- claim 1, wherein the large diameter wheels have a diameter substantially larger than five feet.
3. The all-terrain wheeled vehicle of
- claim 1, wherein the large diameter wheels include suspension spokes.
4. The all-terrain wheeled vehicle of
- claim 1, wherein the handle assembly includes two independently height adjustable handle arms.
5. The all-terrain wheeled vehicle of
- claim 1, wherein the wheel positioning system comprises a pneumatic power supply, a wheel track adjustment pneumatic cylinder, a wheel height adjustment cylinder for each wheel and a pneumatic control system for controlling pneumatic power to each pneumatic cylinder to adjust the relative positions of each wheel with respect to the load carrier and each other.
6. The all-terrain wheeled vehicle of
- claim 5, wherein the pneumatic power supply includes a high pressure air tank containing a volume of high pressure air.
7. The all-terrain wheeled vehicle of
- claim 5, wherein the pneumatic control system includes a pneumatic valve assembly for directing pneumatic power to each pneumatic cylinder and a controller for controlling the valve assembly.
8. The all-terrain wheeled vehicle of
- claim 7, wherein the controller includes an electric power supply, an electronic valve controller and an operator input device for controlling the electronic valve controller.
9. The all-terrain wheeled vehicle of
- claim 1, wherein the wheel positioning system comprises a manually adjustable wheel track positioner.
10. The all-terrain wheeled vehicle of
- claim 1, wherein the wheel positioning system comprises a manually adjustable wheel height positioning system configured to independently adjust a wheel height of each wheel with respect to said load carrier.
11. The all-terrain wheeled vehicle of
- claim 1, wherein said load carrier comprises a chair.
12. The all-terrain wheeled vehicle of
- claim 1, wherein said load carrier comprises a baggage carrier for carrying baggage, tools, equipment and the like.
13. The all-terrain wheeled vehicle of
- claim 1, wherein said load carrier comprises a stretcher for carrying an occupant in a prone position.
14. The all-terrain wheeled vehicle of
- claim 1 further comprising a power assist drive mechanism.
15. The all-terrain wheeled vehicle of
- claim 14, wherein said power assist drive mechanism comprises at least one drive motor selectively engaging at least one drive hub provided on at least one vehicle wheel.
16. The all-terrain wheeled vehicle of

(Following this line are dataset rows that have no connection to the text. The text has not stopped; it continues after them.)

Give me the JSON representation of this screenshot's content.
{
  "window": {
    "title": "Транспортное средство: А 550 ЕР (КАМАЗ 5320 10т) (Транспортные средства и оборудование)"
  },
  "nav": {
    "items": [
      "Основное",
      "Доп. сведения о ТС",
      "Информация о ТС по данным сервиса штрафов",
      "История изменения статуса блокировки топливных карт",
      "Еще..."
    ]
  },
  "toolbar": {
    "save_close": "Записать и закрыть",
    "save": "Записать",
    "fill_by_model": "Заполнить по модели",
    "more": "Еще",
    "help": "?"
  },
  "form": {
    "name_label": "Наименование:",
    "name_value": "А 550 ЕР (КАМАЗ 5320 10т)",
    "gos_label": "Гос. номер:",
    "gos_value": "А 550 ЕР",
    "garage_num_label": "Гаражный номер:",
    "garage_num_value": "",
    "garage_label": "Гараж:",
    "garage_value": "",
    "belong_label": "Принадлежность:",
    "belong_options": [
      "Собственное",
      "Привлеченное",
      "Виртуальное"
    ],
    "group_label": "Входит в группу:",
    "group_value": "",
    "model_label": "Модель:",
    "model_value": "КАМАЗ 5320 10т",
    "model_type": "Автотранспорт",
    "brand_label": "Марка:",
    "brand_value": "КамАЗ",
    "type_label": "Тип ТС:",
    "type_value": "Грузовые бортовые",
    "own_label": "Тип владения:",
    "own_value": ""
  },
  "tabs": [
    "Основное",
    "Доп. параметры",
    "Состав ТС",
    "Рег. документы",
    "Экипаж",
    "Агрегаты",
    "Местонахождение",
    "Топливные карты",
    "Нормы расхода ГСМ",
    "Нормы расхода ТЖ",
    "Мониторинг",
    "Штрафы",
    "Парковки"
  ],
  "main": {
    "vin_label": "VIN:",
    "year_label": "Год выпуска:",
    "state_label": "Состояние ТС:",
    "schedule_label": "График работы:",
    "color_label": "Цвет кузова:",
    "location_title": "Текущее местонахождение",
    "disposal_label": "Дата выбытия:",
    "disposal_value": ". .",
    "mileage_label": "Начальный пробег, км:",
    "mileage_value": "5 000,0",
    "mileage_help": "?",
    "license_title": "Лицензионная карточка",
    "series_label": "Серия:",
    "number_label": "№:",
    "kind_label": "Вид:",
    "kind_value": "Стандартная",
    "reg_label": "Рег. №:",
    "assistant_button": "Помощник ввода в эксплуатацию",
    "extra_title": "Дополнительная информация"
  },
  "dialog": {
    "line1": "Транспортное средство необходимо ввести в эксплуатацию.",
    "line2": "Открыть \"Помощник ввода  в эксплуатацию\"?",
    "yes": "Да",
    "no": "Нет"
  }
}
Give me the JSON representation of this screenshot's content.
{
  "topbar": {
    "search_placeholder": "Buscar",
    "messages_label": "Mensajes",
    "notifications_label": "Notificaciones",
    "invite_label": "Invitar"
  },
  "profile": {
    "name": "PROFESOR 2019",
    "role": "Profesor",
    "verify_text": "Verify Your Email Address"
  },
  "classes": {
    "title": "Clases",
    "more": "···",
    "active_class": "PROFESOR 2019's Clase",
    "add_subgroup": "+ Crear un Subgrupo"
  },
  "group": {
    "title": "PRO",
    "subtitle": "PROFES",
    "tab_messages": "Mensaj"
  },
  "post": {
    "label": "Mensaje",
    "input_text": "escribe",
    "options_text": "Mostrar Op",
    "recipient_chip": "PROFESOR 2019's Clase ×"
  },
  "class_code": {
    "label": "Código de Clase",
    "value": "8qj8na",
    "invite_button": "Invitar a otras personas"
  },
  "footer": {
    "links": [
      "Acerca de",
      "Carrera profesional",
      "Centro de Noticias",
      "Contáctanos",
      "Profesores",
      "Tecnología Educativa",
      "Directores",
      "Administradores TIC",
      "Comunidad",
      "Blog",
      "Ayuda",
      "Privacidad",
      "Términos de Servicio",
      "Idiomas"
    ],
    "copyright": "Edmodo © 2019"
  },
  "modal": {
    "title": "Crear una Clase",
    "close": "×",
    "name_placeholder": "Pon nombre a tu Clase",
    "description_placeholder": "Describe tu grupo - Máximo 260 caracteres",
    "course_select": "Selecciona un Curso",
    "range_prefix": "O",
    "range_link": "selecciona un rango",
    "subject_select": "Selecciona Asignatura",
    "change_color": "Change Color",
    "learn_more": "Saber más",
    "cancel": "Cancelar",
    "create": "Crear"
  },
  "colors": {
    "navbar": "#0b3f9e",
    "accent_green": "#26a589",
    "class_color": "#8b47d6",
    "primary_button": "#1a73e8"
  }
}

- claim 15, wherein said power assist drive mechanism comprises a rotating drive mechanism provided on each said drive motor, said rotating drive mechanism frictionally engaging a frictional drive surface on said at least one drive hub.
17. The all-terrain wheeled vehicle of
- claim 16, wherein said frictional drive surface comprises a toothed drive surface and wherein said drive mechanism comprises a toothed sprocket.
18. The all-terrain wheeled vehicle of
- claim 16, wherein said frictionally engaging, rotating drive surface comprises a smooth surface and wherein said drive mechanism comprises a friction drive wheel.
19. The all-terrain wheeled vehicle of
- claim 1 further comprising a braking system.
20. The all-terrain wheeled vehicle of
- claim 19, wherein said braking system comprises a frictional braking system provided for at least one of said pair of large diameter wheels, said frictional braking system configured to frictionally engage a braking surface associated with at least one of said pair of large diameter wheels.
Filed: Dec 14, 2000
Publication Date: Oct 18, 2001
Inventor: Timothy P. White (New Boston, NH)
Application Number: 09737281